◆ What the exercise asks
Each line below needs to be restated word for word.

*** Data extracts ***

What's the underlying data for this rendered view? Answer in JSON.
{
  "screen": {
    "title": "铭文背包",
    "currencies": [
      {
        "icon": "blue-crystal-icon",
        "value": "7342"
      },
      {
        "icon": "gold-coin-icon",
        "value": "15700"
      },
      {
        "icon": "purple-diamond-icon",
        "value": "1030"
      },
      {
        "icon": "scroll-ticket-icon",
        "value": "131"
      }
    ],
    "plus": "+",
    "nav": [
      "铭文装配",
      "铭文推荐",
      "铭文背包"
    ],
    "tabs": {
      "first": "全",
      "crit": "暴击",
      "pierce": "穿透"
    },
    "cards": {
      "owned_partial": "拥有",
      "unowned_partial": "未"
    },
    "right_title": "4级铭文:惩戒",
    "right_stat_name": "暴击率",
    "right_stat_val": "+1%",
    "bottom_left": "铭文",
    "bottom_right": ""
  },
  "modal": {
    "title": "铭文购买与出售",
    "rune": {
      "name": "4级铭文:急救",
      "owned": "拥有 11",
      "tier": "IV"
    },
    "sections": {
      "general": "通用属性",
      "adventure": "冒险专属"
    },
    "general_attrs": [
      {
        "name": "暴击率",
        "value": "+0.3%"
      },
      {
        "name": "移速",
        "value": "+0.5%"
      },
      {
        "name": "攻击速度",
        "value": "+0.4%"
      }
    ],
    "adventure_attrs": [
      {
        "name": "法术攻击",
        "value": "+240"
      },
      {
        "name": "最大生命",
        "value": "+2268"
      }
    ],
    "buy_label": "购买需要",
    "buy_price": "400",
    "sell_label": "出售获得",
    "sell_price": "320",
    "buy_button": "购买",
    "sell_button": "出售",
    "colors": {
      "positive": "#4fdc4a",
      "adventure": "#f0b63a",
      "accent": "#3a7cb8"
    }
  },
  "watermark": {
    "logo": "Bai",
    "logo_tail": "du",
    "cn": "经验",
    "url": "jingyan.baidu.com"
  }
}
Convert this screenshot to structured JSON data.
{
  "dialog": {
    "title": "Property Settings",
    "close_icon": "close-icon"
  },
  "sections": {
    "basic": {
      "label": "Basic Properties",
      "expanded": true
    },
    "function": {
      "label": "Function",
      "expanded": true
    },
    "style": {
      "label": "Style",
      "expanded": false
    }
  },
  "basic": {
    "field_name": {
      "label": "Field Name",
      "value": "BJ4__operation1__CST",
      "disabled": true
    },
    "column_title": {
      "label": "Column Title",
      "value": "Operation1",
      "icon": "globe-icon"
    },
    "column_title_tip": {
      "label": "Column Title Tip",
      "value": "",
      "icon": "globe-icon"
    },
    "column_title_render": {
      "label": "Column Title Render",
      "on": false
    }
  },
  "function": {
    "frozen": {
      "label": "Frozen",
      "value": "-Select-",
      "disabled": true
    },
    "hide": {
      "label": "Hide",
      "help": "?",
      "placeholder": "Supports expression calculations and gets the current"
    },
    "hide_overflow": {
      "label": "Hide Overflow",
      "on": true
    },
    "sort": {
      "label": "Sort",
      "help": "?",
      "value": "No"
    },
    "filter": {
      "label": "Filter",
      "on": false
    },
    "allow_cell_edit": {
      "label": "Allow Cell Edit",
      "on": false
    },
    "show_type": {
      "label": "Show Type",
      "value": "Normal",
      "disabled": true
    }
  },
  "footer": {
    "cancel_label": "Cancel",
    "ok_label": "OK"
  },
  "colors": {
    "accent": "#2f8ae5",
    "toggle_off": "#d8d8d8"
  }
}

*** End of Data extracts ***

◆ Expected answer
What's the underlying data for this rendered view? Answer in JSON.
{
  "screen": {
    "title": "铭文背包",
    "currencies": [
      {
        "icon": "blue-crystal-icon",
        "value": "7342"
      },
      {
        "icon": "gold-coin-icon",
        "value": "15700"
      },
      {
        "icon": "purple-diamond-icon",
        "value": "1030"
      },
      {
        "icon": "scroll-ticket-icon",
        "value": "131"
      }
    ],
    "plus": "+",
    "nav": [
      "铭文装配",
      "铭文推荐",
      "铭文背包"
    ],
    "tabs": {
      "first": "全",
      "crit": "暴击",
      "pierce": "穿透"
    },
    "cards": {
      "owned_partial": "拥有",
      "unowned_partial": "未"
    },
    "right_title": "4级铭文:惩戒",
    "right_stat_name": "暴击率",
    "right_stat_val": "+1%",
    "bottom_left": "铭文",
    "bottom_right": ""
  },
  "modal": {
    "title": "铭文购买与出售",
    "rune": {
      "name": "4级铭文:急救",
      "owned": "拥有 11",
      "tier": "IV"
    },
    "sections": {
      "general": "通用属性",
      "adventure": "冒险专属"
    },
    "general_attrs": [
      {
        "name": "暴击率",
        "value": "+0.3%"
      },
      {
        "name": "移速",
        "value": "+0.5%"
      },
      {
        "name": "攻击速度",
        "value": "+0.4%"
      }
    ],
    "adventure_attrs": [
      {
        "name": "法术攻击",
        "value": "+240"
      },
      {
        "name": "最大生命",
        "value": "+2268"
      }
    ],
    "buy_label": "购买需要",
    "buy_price": "400",
    "sell_label": "出售获得",
    "sell_price": "320",
    "buy_button": "购买",
    "sell_button": "出售",
    "colors": {
      "positive": "#4fdc4a",
      "adventure": "#f0b63a",
      "accent": "#3a7cb8"
    }
  },
  "watermark": {
    "logo": "Bai",
    "logo_tail": "du",
    "cn": "经验",
    "url": "jingyan.baidu.com"
  }
}
Convert this screenshot to structured JSON data.
{
  "dialog": {
    "title": "Property Settings",
    "close_icon": "close-icon"
  },
  "sections": {
    "basic": {
      "label": "Basic Properties",
      "expanded": true
    },
    "function": {
      "label": "Function",
      "expanded": true
    },
    "style": {
      "label": "Style",
      "expanded": false
    }
  },
  "basic": {
    "field_name": {
      "label": "Field Name",
      "value": "BJ4__operation1__CST",
      "disabled": true
    },
    "column_title": {
      "label": "Column Title",
      "value": "Operation1",
      "icon": "globe-icon"
    },
    "column_title_tip": {
      "label": "Column Title Tip",
      "value": "",
      "icon": "globe-icon"
    },
    "column_title_render": {
      "label": "Column Title Render",
      "on": false
    }
  },
  "function": {
    "frozen": {
      "label": "Frozen",
      "value": "-Select-",
      "disabled": true
    },
    "hide": {
      "label": "Hide",
      "help": "?",
      "placeholder": "Supports expression calculations and gets the current"
    },
    "hide_overflow": {
      "label": "Hide Overflow",
      "on": true
    },
    "sort": {
      "label": "Sort",
      "help": "?",
      "value": "No"
    },
    "filter": {
      "label": "Filter",
      "on": false
    },
    "allow_cell_edit": {
      "label": "Allow Cell Edit",
      "on": false
    },
    "show_type": {
      "label": "Show Type",
      "value": "Normal",
      "disabled": true
    }
  },
  "footer": {
    "cancel_label": "Cancel",
    "ok_label": "OK"
  },
  "colors": {
    "accent": "#2f8ae5",
    "toggle_off": "#d8d8d8"
  }
}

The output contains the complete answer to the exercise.